District proposes new changes to Flex Time


Jake Rothstein

Students sign into Flex Time by scanning their ID cards in history teacher Elizabeth Bellas’ classroom on Wednesday, May 17.

Jake Rothstein, Managing Editor

In advance of the 2023-2024 school year, the San Mateo Union High School District (SMUHSD) is considering making changes to Flex Time — currently a shorter period on even block schedule days where students can freely go to any teacher to get help — to transition it to a place where students check-in with one teacher.

“Right now, the proposed change is to have it set up as more of a homeroom style so that at the beginning of Flex, students would report to [an assigned room], and teachers would take attendance there… It’s still under discussion,” said Assistant Superintendent of Curriculum and Instruction Julia Kempkey.  

Under the current proposed plan, students will be assigned a homeroom teacher, whose class they are already enrolled in, to check into at the beginning of every Flex Time before being able to go to other classes. According to Kempkey, the proposed changes are intended to address gaps in Flex attendance rates.

“Some students are just not going to… any Flex Time classrooms and administrators just are trying to support them in finding a space that they can go to right from the beginning and maybe making a connection with a teacher,” Kempkey said. 

It is important to note that because the changes are currently in the bargaining stage of contract negotiations between the district and the teacher’s union, it is uncertain to what extent the proposal will be implemented, if at all. Union representative and the Chair of the Teachers’ Association Bargaining Team, Giancarlo Corti, could not respond to a request for comment on the matter because he is currently involved in negotiations. 

“This is one of those things that’s under discussion,” Kempkey said. “There [are] definitely some benefits and challenges to either way that we implement it… It’s one of those situations where we’re trying to work towards a system that will support all students, which is always a challenge in schools.” 

Sophomore Will Kriner checks into Flex Time by typing in his student ID on Wednesday, May 17. (Jake Rothstein)

The district originally proposed a more drastic change to Flex Time, incorporating occasional lessons taught by the homeroom teacher. This has since been removed, according to Kempkey.

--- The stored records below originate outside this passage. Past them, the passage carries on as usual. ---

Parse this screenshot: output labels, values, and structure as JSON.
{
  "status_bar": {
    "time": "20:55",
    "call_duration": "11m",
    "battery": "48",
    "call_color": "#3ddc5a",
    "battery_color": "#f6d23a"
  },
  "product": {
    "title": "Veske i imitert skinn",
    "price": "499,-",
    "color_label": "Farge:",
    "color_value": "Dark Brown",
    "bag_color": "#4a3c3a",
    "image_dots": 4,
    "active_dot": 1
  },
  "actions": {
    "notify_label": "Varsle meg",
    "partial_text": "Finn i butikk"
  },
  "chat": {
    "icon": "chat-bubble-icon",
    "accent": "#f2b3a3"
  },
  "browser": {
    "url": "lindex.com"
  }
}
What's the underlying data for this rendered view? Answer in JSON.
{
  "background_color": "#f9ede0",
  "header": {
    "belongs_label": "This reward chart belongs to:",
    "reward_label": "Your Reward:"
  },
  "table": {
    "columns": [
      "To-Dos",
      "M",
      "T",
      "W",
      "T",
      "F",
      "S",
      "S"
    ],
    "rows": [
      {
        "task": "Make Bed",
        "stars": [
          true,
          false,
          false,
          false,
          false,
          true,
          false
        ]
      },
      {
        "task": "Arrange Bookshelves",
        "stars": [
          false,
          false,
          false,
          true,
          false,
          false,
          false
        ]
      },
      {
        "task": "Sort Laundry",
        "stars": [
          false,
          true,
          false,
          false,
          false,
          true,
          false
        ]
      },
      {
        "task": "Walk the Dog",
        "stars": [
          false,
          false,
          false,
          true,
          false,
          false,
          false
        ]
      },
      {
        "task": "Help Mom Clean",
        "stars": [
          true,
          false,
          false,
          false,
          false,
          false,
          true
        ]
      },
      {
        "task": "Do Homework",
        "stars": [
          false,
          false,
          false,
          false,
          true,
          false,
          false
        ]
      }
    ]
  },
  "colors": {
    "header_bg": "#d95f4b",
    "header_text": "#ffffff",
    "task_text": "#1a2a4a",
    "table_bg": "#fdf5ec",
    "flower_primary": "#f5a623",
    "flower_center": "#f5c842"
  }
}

But even though the district has narrowed the scope of its proposal, there are still concerns from teachers. 

“My concern is that there is a change [to flex] happening that doesn’t really take into account the people, i.e. the students and the teachers that are actually using Flex. The proposal was, as far as I know, done at the very senior level,” said science teacher Alexandra Kirkpatrick, who is Burlingame’s union representative.

Kirkpatrick emphasized how important Flex Time is for both students and teachers alike, as it saves time by giving students opportunities to clarify information and ask for help.

“For me, Flex Time is a time when I get to do a lot of things with students that end up saving time in the long run,” Kirkpatrick said. “I feel like it would replace something that was very useful with something that would just end up being a little bit of a time suck. And maybe it would be helpful for a few students, but overwhelmingly, there would just be a loss of time for most students and most teachers.”

Junior Pierce Schuman said he felt similarly to Kirkpatrick and hopes the district will maintain the Flex Time status quo.

“I really appreciate having that entire [Flex] Time to talk with the professors and catch up with my classes,” Schuman said. “I think Flex Time as it is right now, for me, is perfect.”